Visitors to Ho Chi Minh City that want to see some of Vietnam’s natural beauty can reach Black Virgin Mountain, the Southeastern region’s tallest peak, within two hours by car. Even though the top of the mountain is only 996 meters (3,234 feet) in elevation, it makes for a nice day trip to include exercise and sightseeing.
The footpath begins in a beautiful forested area that leads you to the Linh Son Thien Thach Pagoda, but those that would rather skip walking this part can take a cable car up to this point. The rest of the hike follows an uneven path that overlooks some fantastic views, a trip that takes about five to six hours in total.
Located less than ten miles from Dalat’s city center, Lang Biang Mountain is among area’s most popular attractions for its natural beauty and ethnic cultures. One of the most frequented hikes that tourists like to do is the Lang Biang Peak, which has its challenging parts but is worth it for the views in the end. The recommended time of year to visit and hike` is between September and November.
Mountain Towns and Sightseeing
Son Tra Mountain (Monkey Mountain)
This mountain is ideal for visitors who are interested in sightseeing some of Vietnam’s breathtaking natural surroundings without having to exert much physical energy. There are two ways to get to the top, a footpath and motorway that weave through jungles on one side of the mountain and open up to the ocean on the other.
The name “Monkey Mountain” comes from the playful primates that you can find in the wild by the Linh Ung Pagoda near the parking area on the motorway.
Ngu Hanh Son Mountains (Marble Mountain)
Located in Da Nang, the Marble Mountains are a popular attraction for visitors looking to get some fresh air outside and see breathtaking scenery. The Ngu Hanh Son Mountains translate to the “Mountains of Five Forces,” but the most popular one is “Thuy Son,” which represents the element of water.
On top of Thuy Son is an ancient pagoda with 160 marble steps leading up to it, which is easy enough for people of all fitness levels to accomplish. Visitors are encouraged to wear sturdy footwear to climb up the steps and make the trip up them in the early morning or late afternoon when the weather isn’t as hot.

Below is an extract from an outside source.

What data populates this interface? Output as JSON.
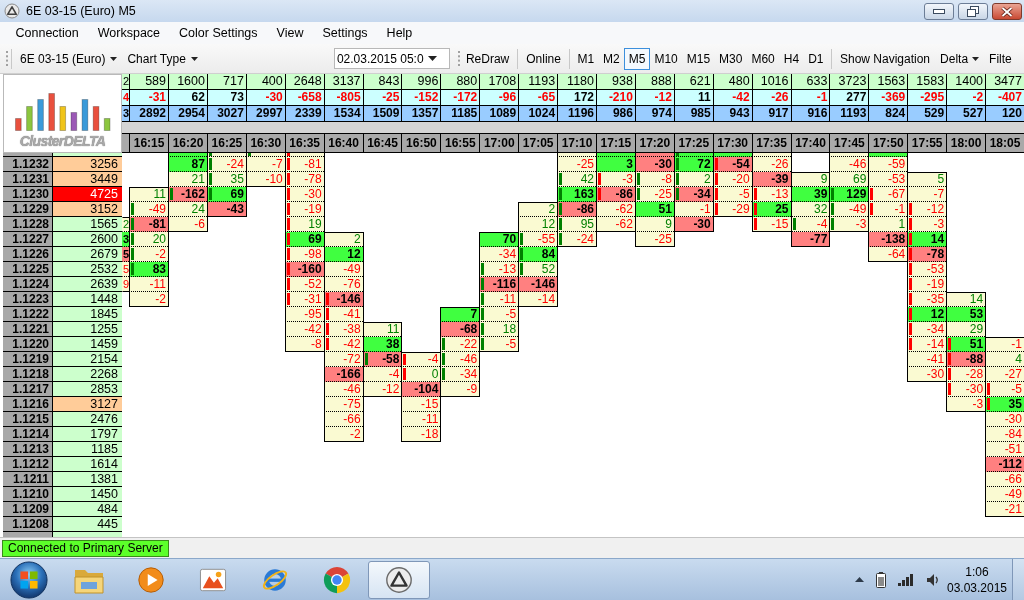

The mountain town of Sapa is one of the most popular destinations for locals and tourists looking for an escape from city life. It was initially established as a retreat location by the French in the early 20th century and is a fantastic place to do some biking, trekking, sightseeing, and shopping. Exploring the world-famous tiered rice fields is a great way to embrace the local ambiance in the summer and autumn seasons.
Ha Giang is one of the most economically challenged and scenic parts of Vietnam, located in the country’s northernmost province. Visitors love driving on the weaving roads that take them through some of the best views in this part of Asia, going through areas like the Ma Pi Leng Pass and over the Nho Que River. It’s often motorbiked as part of the Ha Giang Loop and is a great place to visit during the Lunar New Year when many festivals and cultural events occur.
As you can, no matter your location: southern, central or northern Vietnam, you’ll find some large mountains to retreat to. These high elevation peaks and alpine towns are one of the best ways to beat the heat and get a workout in.